The St. Maarten Nature Foundation recently joined with the World Wildlife Fund, the IMARES Research Institute of Wageningen University, the Dutch Institute for Oceanographic Research NIOZ and other scientific and ocean conservation organizations for a week long expedition to map and monitor one of the world’s largest submerged coral atolls; the Saba Bank.
The Expedition, which took place on the Expedition Vessel Caribbean Explorer, monitored fish populations and densities, coral reefs and sponges, and water quality along various points of the Saba Bank.
“My specific job, together with my colleagues Ingrid Van Beek of IMARES and Steve Piontek of the Statia Fisheries Department, was to conduct underwater fish transacts, which is a fancy word for doing fish counts along a fifty-meter length of tape at various depths and at various locations on the Saba Bank. We looked for various species ranging from conch to grouper, snapper to damsel fish and from chromis to what is undoubtedly everyone’s favourite animal to see: sharks,” commented Tadzio Bervoets of the Nature Foundation.

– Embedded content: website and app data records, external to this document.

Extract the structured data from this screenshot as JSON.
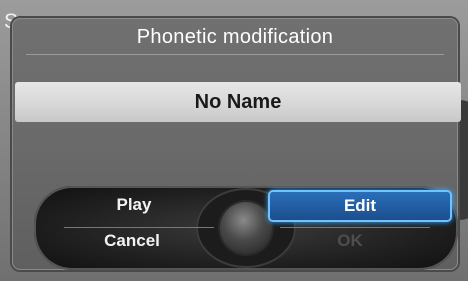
{
  "background": {
    "title_fragment": "S"
  },
  "dialog": {
    "title": "Phonetic modification",
    "name_value": "No Name"
  },
  "controls": {
    "play": "Play",
    "cancel": "Cancel",
    "edit": "Edit",
    "ok": "OK"
  },
  "colors": {
    "selection": "#1c4e8e",
    "selection_glow": "#6fc3ff",
    "disabled_text": "#4e4e4e"
  }
}
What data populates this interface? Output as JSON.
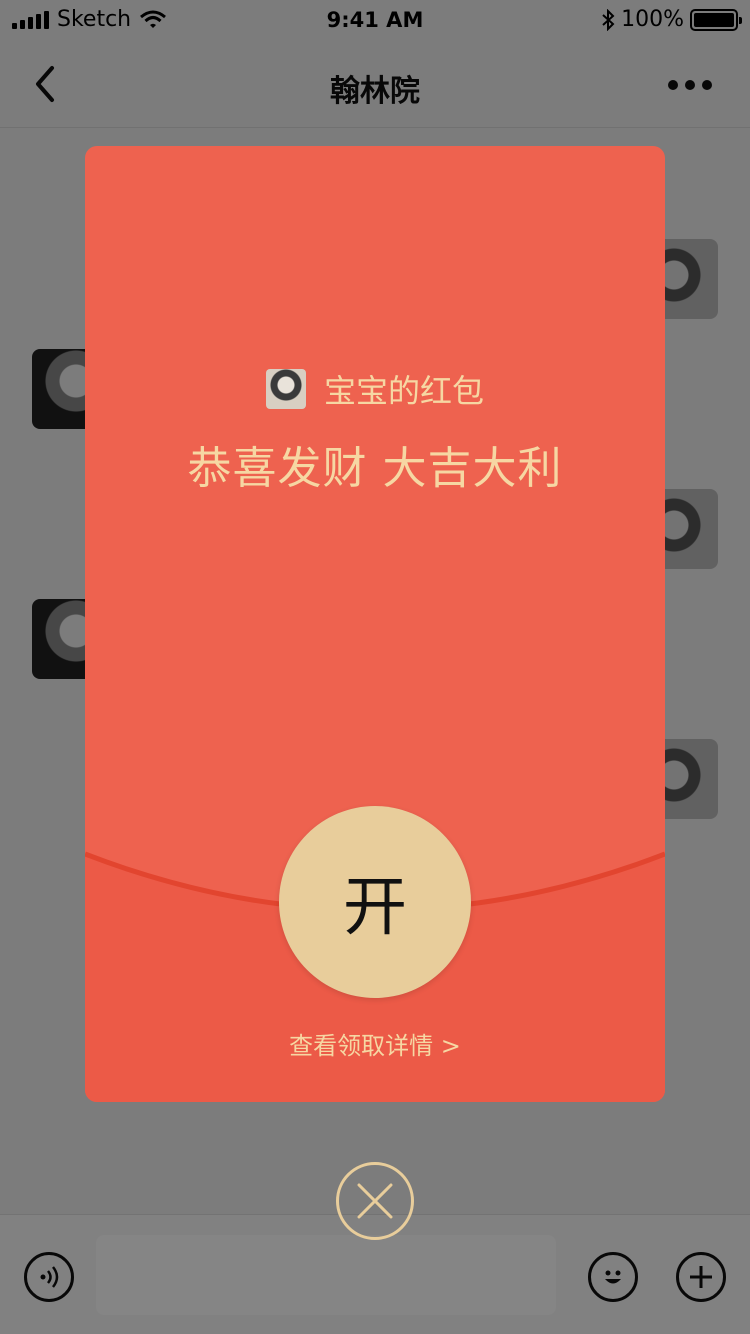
{
  "status_bar": {
    "carrier": "Sketch",
    "time": "9:41 AM",
    "battery": "100%"
  },
  "nav": {
    "title": "翰林院",
    "back_icon": "chevron-left-icon",
    "more_icon": "more-dots-icon"
  },
  "red_packet": {
    "sender_name": "宝宝的红包",
    "greeting": "恭喜发财 大吉大利",
    "open_label": "开",
    "details_link": "查看领取详情 >"
  },
  "colors": {
    "packet_red": "#ee624f",
    "gold": "#e8cd9b",
    "gold_text": "#f6d7a3"
  },
  "icons": {
    "close": "close-circle-icon",
    "voice": "voice-icon",
    "emoji": "emoji-icon",
    "add": "plus-circle-icon"
  }
}
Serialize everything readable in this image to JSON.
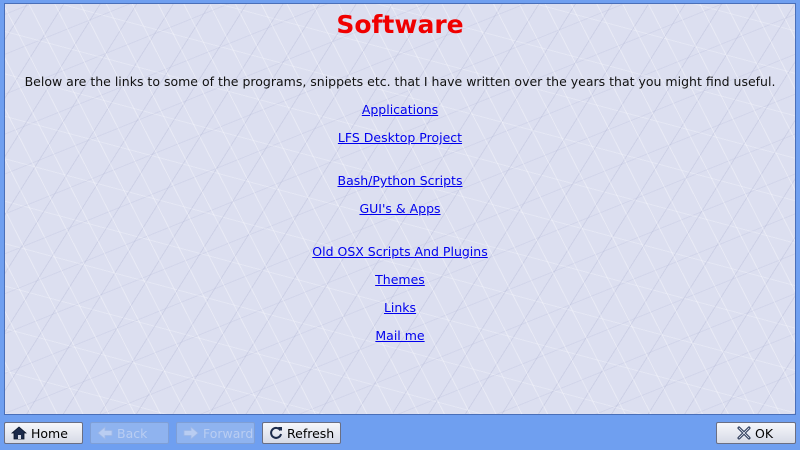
{
  "page": {
    "title": "Software",
    "intro": "Below are the links to some of the programs, snippets etc. that I have written over the years that you might find useful."
  },
  "links": [
    {
      "label": "Applications"
    },
    {
      "label": "LFS Desktop Project"
    },
    {
      "label": "Bash/Python Scripts"
    },
    {
      "label": "GUI's & Apps"
    },
    {
      "label": "Old OSX Scripts And Plugins"
    },
    {
      "label": "Themes"
    },
    {
      "label": "Links"
    },
    {
      "label": "Mail me"
    }
  ],
  "toolbar": {
    "home_label": "Home",
    "back_label": "Back",
    "forward_label": "Forward",
    "refresh_label": "Refresh",
    "ok_label": "OK"
  },
  "icons": {
    "home": "home-icon",
    "back": "back-arrow-icon",
    "forward": "forward-arrow-icon",
    "refresh": "refresh-icon",
    "ok": "close-x-icon"
  },
  "colors": {
    "title": "#f00000",
    "link": "#0000ee",
    "frame": "#6f9ff0"
  }
}
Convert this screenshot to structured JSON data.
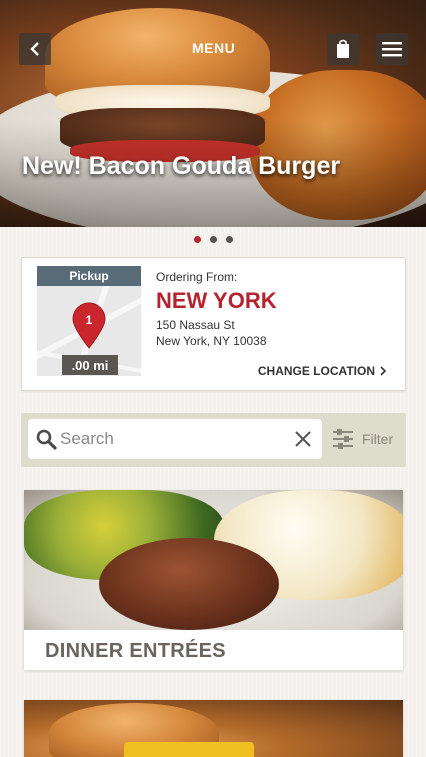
{
  "hero": {
    "menu_label": "MENU",
    "title": "New! Bacon Gouda Burger",
    "slides_total": 3,
    "active_slide": 1
  },
  "location": {
    "pickup_label": "Pickup",
    "pin_number": "1",
    "distance": ".00 mi",
    "ordering_from_label": "Ordering From:",
    "city": "NEW YORK",
    "address_line1": "150 Nassau St",
    "address_line2": "New York, NY 10038",
    "change_location_label": "CHANGE LOCATION"
  },
  "search": {
    "placeholder": "Search",
    "filter_label": "Filter"
  },
  "categories": [
    {
      "label": "DINNER ENTRÉES"
    },
    {
      "label": ""
    }
  ],
  "colors": {
    "accent": "#b5232f",
    "button_bg": "#3c3732",
    "search_bar_bg": "#dedccd",
    "page_bg": "#f4f1ec"
  },
  "icons": {
    "back": "chevron-left-icon",
    "cart": "shopping-bag-icon",
    "menu": "hamburger-icon",
    "pin": "map-pin-icon",
    "search": "magnifier-icon",
    "clear": "close-icon",
    "filter": "sliders-icon",
    "chevron": "chevron-right-icon"
  }
}
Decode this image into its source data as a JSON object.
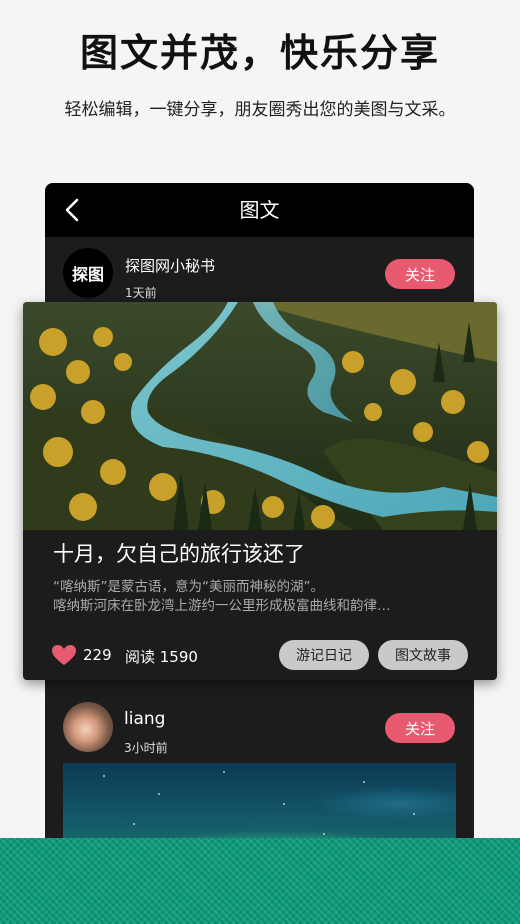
{
  "promo": {
    "title": "图文并茂，快乐分享",
    "subtitle": "轻松编辑，一键分享，朋友圈秀出您的美图与文采。"
  },
  "nav": {
    "title": "图文",
    "back_icon": "chevron-left-icon"
  },
  "post1": {
    "avatar_text": "探图",
    "author": "探图网小秘书",
    "time": "1天前",
    "follow_label": "关注"
  },
  "feature": {
    "title": "十月，欠自己的旅行该还了",
    "desc_line1": "“喀纳斯”是蒙古语，意为“美丽而神秘的湖”。",
    "desc_line2": "喀纳斯河床在卧龙湾上游约一公里形成极富曲线和韵律…",
    "likes": "229",
    "reads": "阅读 1590",
    "tags": [
      "游记日记",
      "图文故事"
    ]
  },
  "post2": {
    "author": "liang",
    "time": "3小时前",
    "follow_label": "关注"
  },
  "colors": {
    "accent": "#e85a70",
    "card_bg": "#1c1c1c",
    "nav_bg": "#000000",
    "tag_bg": "#c9c9c9",
    "band": "#0b9b7a"
  }
}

The presence of sharks is of particular importance considering that the Dutch Caribbean Nature Alliance Shark Conservation Project, of which the Saba Conservation Foundation and the Nature Foundation are part of, has embarked on conserving sharks on all six islands of the Dutch Caribbean.
“On the 1st of September 2015 Dutch State Secretary Sharon Dijksma declared the EEZ of Bonaire and Saba, which includes the Saba Bank, as a shark and marine mammal sanctuary. The area, called the Yarari Sanctuary after the Arawak Indian word for a ‘fine place’, is committed to the effective protection of sharks and rays. During this expedition we have seen no shortage of them. On almost every dive we’ve had sharks come to check out what we were doing. But there is still work to do. During some monitoring dives we noticed nurse sharks caught in lobster and fish traps, reinforcing the need to work with local stakeholders and especially with fishermen, in ensuring that these globally threatened animals are protected,” commented Bervoets.
The Saba Bank, a two-thousand kilometre submerged atoll, is the largest protected area in the Kingdom of the Netherlands and one of the most important fisheries areas for the North Eastern Caribbean, with many of the species caught making their way to restaurants on St. Maarten and other destinations.
The Expedition continues this week with a focus on water quality and hydrological monitoring. The remainder of the expedition as well as previous posts can be followed live via the Expedition Blog http://expeditiesababank.blogspot.nl.